TASK GOAL: Skip the pictures and retype exactly the lines from the one holding "Parse this screenshot: output" through the end of the entries.

Stored items:
Start of Block

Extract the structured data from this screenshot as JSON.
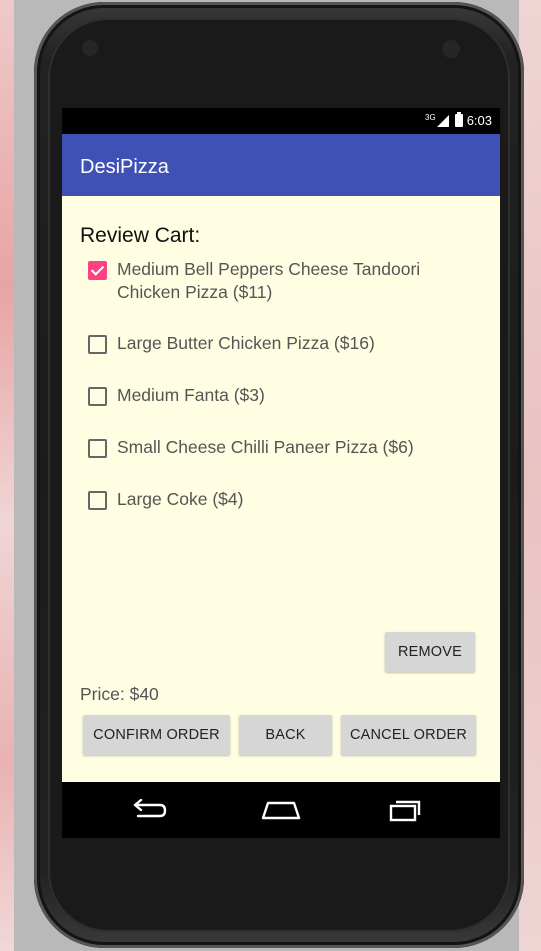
{
  "status_bar": {
    "time": "6:03",
    "network": "3G"
  },
  "app_bar": {
    "title": "DesiPizza"
  },
  "cart": {
    "heading": "Review Cart:",
    "items": [
      {
        "label": "Medium Bell Peppers Cheese Tandoori Chicken Pizza ($11)",
        "checked": true
      },
      {
        "label": "Large Butter Chicken Pizza ($16)",
        "checked": false
      },
      {
        "label": "Medium Fanta ($3)",
        "checked": false
      },
      {
        "label": "Small Cheese Chilli Paneer Pizza ($6)",
        "checked": false
      },
      {
        "label": "Large Coke ($4)",
        "checked": false
      }
    ]
  },
  "actions": {
    "remove_label": "REMOVE",
    "price_label": "Price: $40",
    "confirm_label": "CONFIRM ORDER",
    "back_label": "BACK",
    "cancel_label": "CANCEL ORDER"
  },
  "icons": {
    "nav_back": "back-arrow-icon",
    "nav_home": "home-icon",
    "nav_recents": "recents-icon"
  },
  "colors": {
    "app_bar": "#3f51b5",
    "accent": "#ff4081",
    "screen_background": "#fffee3",
    "button": "#d6d6d6"
  }
}
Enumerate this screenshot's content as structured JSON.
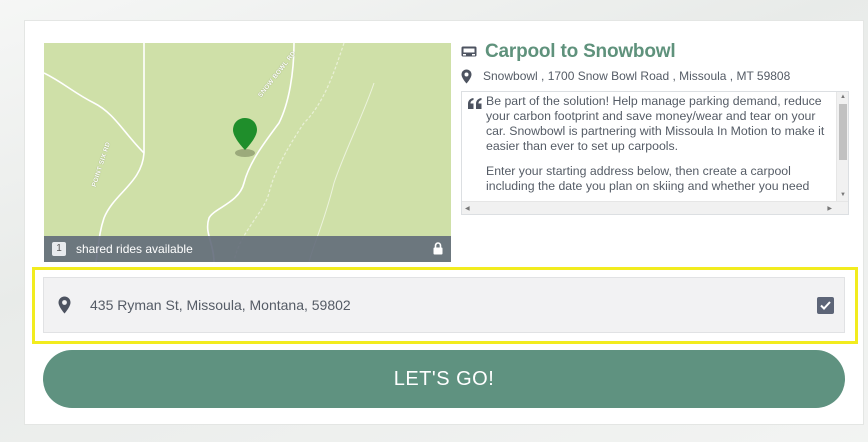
{
  "map": {
    "road_labels": [
      "SNOW BOWL RD",
      "POINT SIX RD"
    ],
    "footer": {
      "count": "1",
      "text": "shared rides available"
    }
  },
  "event": {
    "title": "Carpool to Snowbowl",
    "address": "Snowbowl , 1700 Snow Bowl Road , Missoula , MT 59808",
    "description": [
      "Be part of the solution! Help manage parking demand, reduce your carbon footprint and save money/wear and tear on your car. Snowbowl is partnering with Missoula In Motion to make it easier than ever to set up carpools.",
      "Enter your starting address below, then create a carpool including the date you plan on skiing and whether you need"
    ]
  },
  "start_address": {
    "value": "435 Ryman St, Missoula, Montana, 59802",
    "checked": true
  },
  "submit_label": "LET'S GO!",
  "colors": {
    "accent": "#5f9280",
    "pin_green": "#1f8e2b",
    "highlight": "#f2ec1e",
    "map_bg": "#cfe0a8"
  },
  "icons": [
    "bus-icon",
    "map-pin-icon",
    "quote-icon",
    "lock-icon",
    "checkmark-icon"
  ]
}
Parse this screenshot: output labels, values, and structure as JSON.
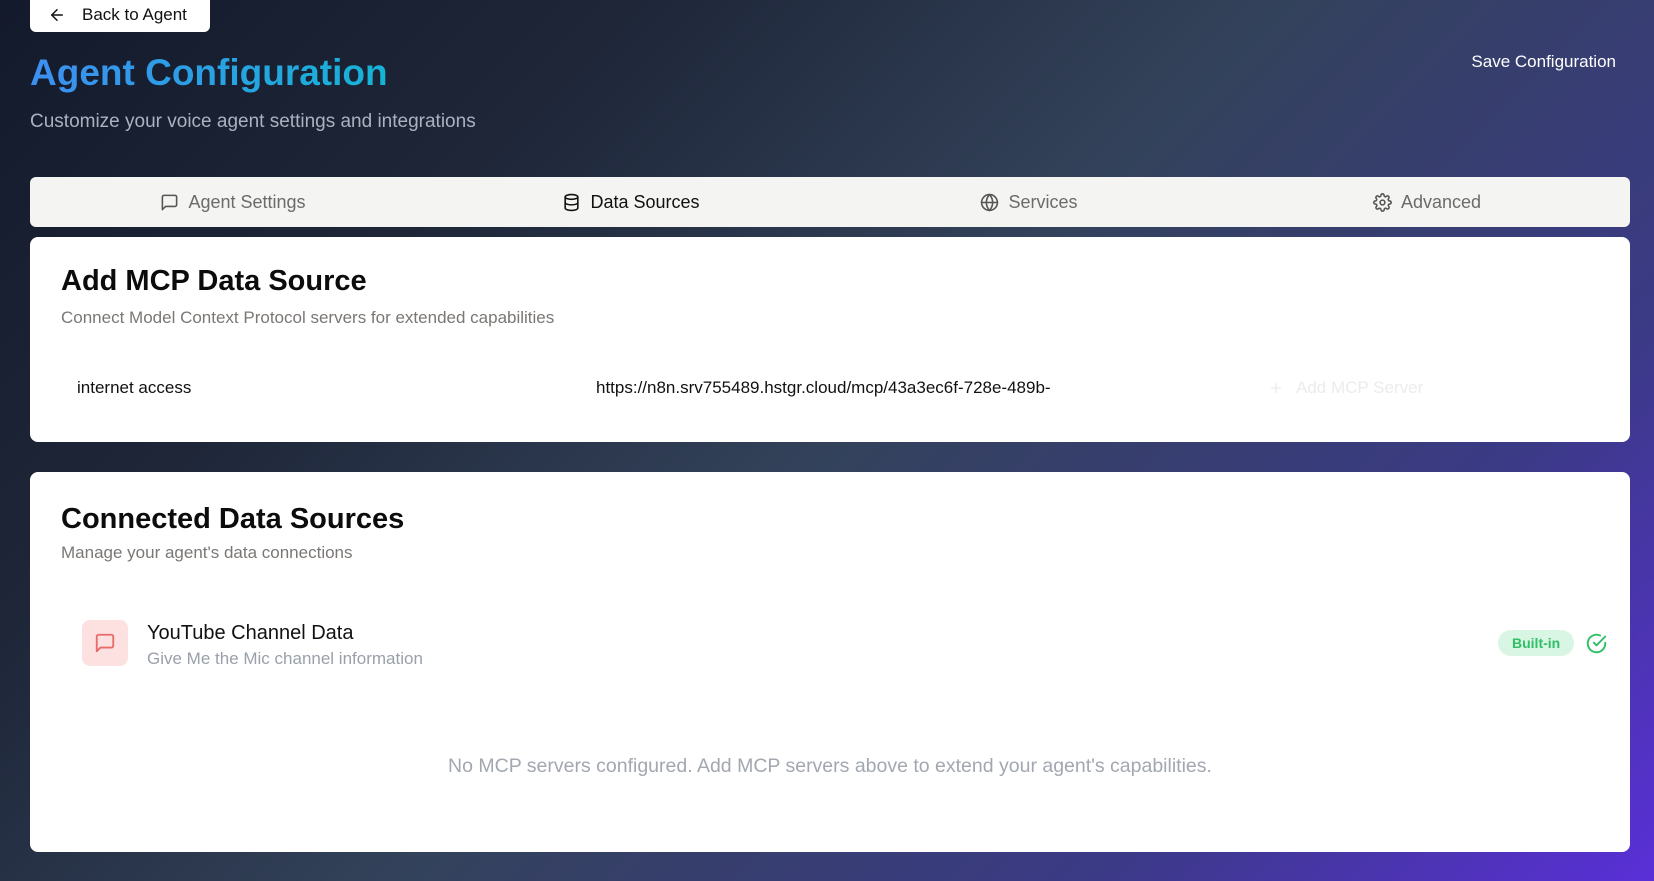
{
  "header": {
    "back_label": "Back to Agent",
    "title": "Agent Configuration",
    "subtitle": "Customize your voice agent settings and integrations",
    "save_label": "Save Configuration"
  },
  "tabs": [
    {
      "label": "Agent Settings",
      "icon": "message-square-icon",
      "active": false
    },
    {
      "label": "Data Sources",
      "icon": "database-icon",
      "active": true
    },
    {
      "label": "Services",
      "icon": "globe-icon",
      "active": false
    },
    {
      "label": "Advanced",
      "icon": "settings-gear-icon",
      "active": false
    }
  ],
  "add_mcp": {
    "title": "Add MCP Data Source",
    "description": "Connect Model Context Protocol servers for extended capabilities",
    "name_value": "internet access",
    "url_value": "https://n8n.srv755489.hstgr.cloud/mcp/43a3ec6f-728e-489b-",
    "add_button_label": "Add MCP Server"
  },
  "connected": {
    "title": "Connected Data Sources",
    "description": "Manage your agent's data connections",
    "sources": [
      {
        "name": "YouTube Channel Data",
        "description": "Give Me the Mic channel information",
        "badge": "Built-in",
        "icon": "message-square-icon",
        "status_icon": "check-circle-icon"
      }
    ],
    "empty_message": "No MCP servers configured. Add MCP servers above to extend your agent's capabilities."
  },
  "colors": {
    "accent_blue": "#3d8ff0",
    "accent_cyan": "#16b3d6",
    "badge_bg": "#d9f5e3",
    "badge_text": "#2fc067",
    "source_icon_bg": "#fde0e0",
    "source_icon_stroke": "#e66b6b"
  }
}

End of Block

COMPLETED TASK:
Parse this screenshot: output labels, values, and structure as JSON.
{
  "header": {
    "back_label": "Back to Agent",
    "title": "Agent Configuration",
    "subtitle": "Customize your voice agent settings and integrations",
    "save_label": "Save Configuration"
  },
  "tabs": [
    {
      "label": "Agent Settings",
      "icon": "message-square-icon",
      "active": false
    },
    {
      "label": "Data Sources",
      "icon": "database-icon",
      "active": true
    },
    {
      "label": "Services",
      "icon": "globe-icon",
      "active": false
    },
    {
      "label": "Advanced",
      "icon": "settings-gear-icon",
      "active": false
    }
  ],
  "add_mcp": {
    "title": "Add MCP Data Source",
    "description": "Connect Model Context Protocol servers for extended capabilities",
    "name_value": "internet access",
    "url_value": "https://n8n.srv755489.hstgr.cloud/mcp/43a3ec6f-728e-489b-",
    "add_button_label": "Add MCP Server"
  },
  "connected": {
    "title": "Connected Data Sources",
    "description": "Manage your agent's data connections",
    "sources": [
      {
        "name": "YouTube Channel Data",
        "description": "Give Me the Mic channel information",
        "badge": "Built-in",
        "icon": "message-square-icon",
        "status_icon": "check-circle-icon"
      }
    ],
    "empty_message": "No MCP servers configured. Add MCP servers above to extend your agent's capabilities."
  },
  "colors": {
    "accent_blue": "#3d8ff0",
    "accent_cyan": "#16b3d6",
    "badge_bg": "#d9f5e3",
    "badge_text": "#2fc067",
    "source_icon_bg": "#fde0e0",
    "source_icon_stroke": "#e66b6b"
  }
}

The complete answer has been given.